Who’s your doctor? Is she good?
As a physician and a patient, I am well aware of the complexity of finding a “good” doctor. But, when we use the word “good”, we are really thinking of a “good” fit between the patient and the physician – between you and your doctor.
Finding your primary physician can be tricky. But, it can be helpful to think about what you want from your physician. Some may seem obvious but you can prioritize what is really important to you. A few considerations might include:
The longest conversation you had with your teen recently was entirely through texting. Maybe you wish your youngest would turn off the video games and go outside to play with friends. Perhaps fries are among the only vegetables your kids willingly eat.
Whatever it is, you realize you’ve had enough and you want to make a change. But, how do you help your kids change their habits without seeming like you’re nagging them (yet again).
With hectic schedules, family meals are often the first to go. Between all of the family activities, who has time to sit down for a family meal, let alone prepare one? But taking the time to eat together can make a significant difference for kids.
When families sit down together to eat, they eat healthier, have better communication, eat less junk food, and research even shows kids who eat meals with their families actually do better in school. Read more about The Importance of the Family Meal
School lunches have gotten a bad reputation lately. And while some of it may be warranted, many districts are working hard to introduce fresh produce and healthier options to the lunch lines. While it’s true that the healthiest option of all would be to pack a lunch for your child, there are many reasons that may not always be practical or even possible. So what’s a parent to do?
Early identification of children with delays in their development is important because there are programs that can help boost their progress in key areas and make them more successful as they start school. Well-child checks are an important time to monitor development in speech, motor skills like walking and hand-eye coordination, and social skills like smiling, playing with others, and using their imagination.

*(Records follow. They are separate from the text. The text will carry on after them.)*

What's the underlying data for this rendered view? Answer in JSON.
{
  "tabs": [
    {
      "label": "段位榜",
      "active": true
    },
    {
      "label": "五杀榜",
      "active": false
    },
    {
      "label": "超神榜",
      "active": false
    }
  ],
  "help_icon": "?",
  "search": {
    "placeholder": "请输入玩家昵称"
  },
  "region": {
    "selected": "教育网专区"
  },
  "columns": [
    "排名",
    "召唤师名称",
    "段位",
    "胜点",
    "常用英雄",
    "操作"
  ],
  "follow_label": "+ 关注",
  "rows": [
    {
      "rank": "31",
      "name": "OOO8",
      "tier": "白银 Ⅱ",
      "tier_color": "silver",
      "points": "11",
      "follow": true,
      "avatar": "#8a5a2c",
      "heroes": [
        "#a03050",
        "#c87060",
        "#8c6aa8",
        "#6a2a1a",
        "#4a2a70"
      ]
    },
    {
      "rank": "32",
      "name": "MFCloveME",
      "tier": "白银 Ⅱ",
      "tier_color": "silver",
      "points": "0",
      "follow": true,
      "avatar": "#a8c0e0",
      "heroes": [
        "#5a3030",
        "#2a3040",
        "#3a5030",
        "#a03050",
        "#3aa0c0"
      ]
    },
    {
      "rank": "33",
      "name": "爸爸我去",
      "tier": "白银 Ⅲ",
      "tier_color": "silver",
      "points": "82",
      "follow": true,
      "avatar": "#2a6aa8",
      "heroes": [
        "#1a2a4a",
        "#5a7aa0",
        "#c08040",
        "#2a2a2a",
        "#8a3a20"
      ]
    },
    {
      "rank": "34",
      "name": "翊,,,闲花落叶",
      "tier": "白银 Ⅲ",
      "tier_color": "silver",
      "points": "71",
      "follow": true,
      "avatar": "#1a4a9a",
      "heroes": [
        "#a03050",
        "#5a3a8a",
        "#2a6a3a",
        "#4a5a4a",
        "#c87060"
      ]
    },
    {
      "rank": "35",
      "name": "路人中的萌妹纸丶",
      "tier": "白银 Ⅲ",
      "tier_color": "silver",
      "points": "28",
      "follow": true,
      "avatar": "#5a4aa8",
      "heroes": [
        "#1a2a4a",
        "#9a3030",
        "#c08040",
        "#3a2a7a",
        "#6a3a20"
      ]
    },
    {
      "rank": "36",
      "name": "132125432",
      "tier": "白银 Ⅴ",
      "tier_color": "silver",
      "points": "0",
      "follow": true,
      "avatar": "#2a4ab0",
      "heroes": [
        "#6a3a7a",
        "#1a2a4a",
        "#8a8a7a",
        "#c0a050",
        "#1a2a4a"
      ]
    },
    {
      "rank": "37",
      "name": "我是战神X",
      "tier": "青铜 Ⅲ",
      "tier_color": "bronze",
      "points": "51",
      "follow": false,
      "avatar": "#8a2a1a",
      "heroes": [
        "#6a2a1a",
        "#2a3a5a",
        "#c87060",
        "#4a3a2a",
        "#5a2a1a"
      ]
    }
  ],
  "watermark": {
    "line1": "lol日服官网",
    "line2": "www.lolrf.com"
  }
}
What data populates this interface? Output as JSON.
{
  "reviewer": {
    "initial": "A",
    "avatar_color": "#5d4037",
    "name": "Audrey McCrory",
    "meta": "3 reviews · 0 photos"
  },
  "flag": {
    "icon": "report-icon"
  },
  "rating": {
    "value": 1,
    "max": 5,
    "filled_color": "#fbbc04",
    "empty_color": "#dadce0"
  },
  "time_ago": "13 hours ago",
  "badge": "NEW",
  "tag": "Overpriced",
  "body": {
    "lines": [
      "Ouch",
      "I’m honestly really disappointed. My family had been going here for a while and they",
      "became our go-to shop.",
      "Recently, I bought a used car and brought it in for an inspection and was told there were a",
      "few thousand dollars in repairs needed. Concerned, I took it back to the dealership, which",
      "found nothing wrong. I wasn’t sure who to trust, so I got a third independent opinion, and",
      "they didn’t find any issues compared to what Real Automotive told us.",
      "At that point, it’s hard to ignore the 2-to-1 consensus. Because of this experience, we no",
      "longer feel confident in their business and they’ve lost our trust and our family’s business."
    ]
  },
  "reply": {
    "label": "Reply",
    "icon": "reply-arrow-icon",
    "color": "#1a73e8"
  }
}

Recently, formal questionnaires have been developed for parents to fill out that help families and their doctor track a child’s progress in these key areas. Parents are experts on their own children, and these questionnaires are a good way to tap into that expertise.